Step 2: You’ve made the decision to do it whether fast or slow, so now it’s time to prepare. Make a plan, write a list, clean out the pantry of all junky foods (chips, crackers, cookies, frozen garbage, anything that has ingredients that you can’t pronounce or won’t find on any store aisle- should probably be tossed. You can download my plant based grocery list here and print it out or screenshot on your phone for easy use.
Step 3: Alright you’re doing it there’s no turning back now. The pantry is clean the fridge is ready to be stocked with high vibrational produce and you are determined. You’ve got your grocery list with a couple easy meals in mind. So now I’ll teach you how to shop without breaking the bank. Healthy foods for some reason get a bad rap. They are notorious for being expensive, weird, gross, bland, boring and well too much money. My secret trick just for you is to shop local, shop in season only, and buy in bulk! I am blessed to live in an area where I can have everything I need just by driving down the road. I am surrounded by wholesale bulk stores, farmers markets, grocery stores, health food stores and since I live in the US we get a lot of our produce imported so if I want guacamole in the winter- I can have it. I understand this isn’t everyones situation. However, if you are shopping for in-season produce it will be much cheaper than imported produce because it’s widely available at the moment. If you are shopping local you are not only supporting your community but also eliminating the middle man, keeping cost down, and getting quality eco-friendly produce. Most grocery stores have bulk sections. I buy all my nuts, seeds, rice, legumes, quinoa, oats, nutritional yeast and other seasonings, flours, and coconut or natural sugars from the bulk section.
Sample Meal Plan of What I Eat in a Day
Breakfast - I always start my morning with 32 oz of filtered water. Sometimes I will add lemon or a drop of apple cider vinegar to get my system going. Breakfast is usually a big bowl of oatmeal, smoothies, or a tofu scramble. In the summer I will occasionally have a ‘mono meal’ which is just choosing one fruit and eating until you are full. Watermelon is my favorite in the summer. When I know I have an early morning or have to travel the next day I will prepare some overnight oats the day before.
Lunch - Mid day meals are almost always different. I eat whatever I’m in the food for and whatever I have prepared in the fridge. Some days I’ll make a big salad with baked tofu or chickpeas or if I want something warm I will make a quick curry with rice or stir fry with some noodles.
Dinner - Dinner is similar to lunch but usually higher in protein. Big salad, veggie or bean burgers, curry, stir fry, baked tofu, or soup. During the hotter months it may even be a big smoothie bowl.

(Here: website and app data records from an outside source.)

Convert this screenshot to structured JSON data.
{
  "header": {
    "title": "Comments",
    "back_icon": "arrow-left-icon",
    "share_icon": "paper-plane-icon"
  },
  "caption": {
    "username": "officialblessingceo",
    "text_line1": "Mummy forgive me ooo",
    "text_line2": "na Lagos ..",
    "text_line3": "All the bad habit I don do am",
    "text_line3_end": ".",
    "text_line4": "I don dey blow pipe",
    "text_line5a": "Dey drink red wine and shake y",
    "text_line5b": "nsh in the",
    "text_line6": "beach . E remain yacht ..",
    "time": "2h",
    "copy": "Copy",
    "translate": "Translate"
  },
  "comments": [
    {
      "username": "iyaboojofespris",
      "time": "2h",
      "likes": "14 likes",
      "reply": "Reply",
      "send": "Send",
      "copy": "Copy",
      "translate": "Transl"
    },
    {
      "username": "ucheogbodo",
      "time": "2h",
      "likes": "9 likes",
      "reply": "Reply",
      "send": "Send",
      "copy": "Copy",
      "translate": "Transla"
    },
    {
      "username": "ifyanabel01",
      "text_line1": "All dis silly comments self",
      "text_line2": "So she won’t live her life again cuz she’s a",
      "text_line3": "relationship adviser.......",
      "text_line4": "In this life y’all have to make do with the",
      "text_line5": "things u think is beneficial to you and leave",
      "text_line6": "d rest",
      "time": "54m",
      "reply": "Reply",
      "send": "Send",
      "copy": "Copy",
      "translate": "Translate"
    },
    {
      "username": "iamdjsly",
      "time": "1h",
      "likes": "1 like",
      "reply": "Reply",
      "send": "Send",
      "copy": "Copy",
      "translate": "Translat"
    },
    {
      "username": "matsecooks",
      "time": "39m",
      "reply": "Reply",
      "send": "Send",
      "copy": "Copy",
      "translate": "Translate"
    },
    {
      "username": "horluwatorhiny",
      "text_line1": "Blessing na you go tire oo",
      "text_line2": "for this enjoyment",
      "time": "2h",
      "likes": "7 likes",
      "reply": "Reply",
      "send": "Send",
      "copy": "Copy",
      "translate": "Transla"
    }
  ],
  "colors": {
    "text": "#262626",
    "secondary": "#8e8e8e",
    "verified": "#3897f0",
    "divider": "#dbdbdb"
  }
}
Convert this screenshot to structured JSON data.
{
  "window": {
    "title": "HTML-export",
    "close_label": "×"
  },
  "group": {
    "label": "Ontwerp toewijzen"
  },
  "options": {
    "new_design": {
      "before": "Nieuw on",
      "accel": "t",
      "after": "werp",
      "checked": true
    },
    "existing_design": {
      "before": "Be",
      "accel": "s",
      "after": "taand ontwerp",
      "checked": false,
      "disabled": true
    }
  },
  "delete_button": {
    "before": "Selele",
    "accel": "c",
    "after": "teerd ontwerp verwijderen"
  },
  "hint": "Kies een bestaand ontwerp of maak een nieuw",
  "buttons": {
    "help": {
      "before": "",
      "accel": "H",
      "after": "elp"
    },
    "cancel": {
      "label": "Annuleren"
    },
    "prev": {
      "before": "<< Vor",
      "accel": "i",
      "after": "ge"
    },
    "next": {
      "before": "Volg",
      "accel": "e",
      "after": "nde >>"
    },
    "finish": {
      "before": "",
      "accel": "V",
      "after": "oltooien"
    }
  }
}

Snacks - I love to snack! Protein balls, carrots and hummus, fruit, rice cakes, apples and peanut butter, nuts and seeds are all my favorites.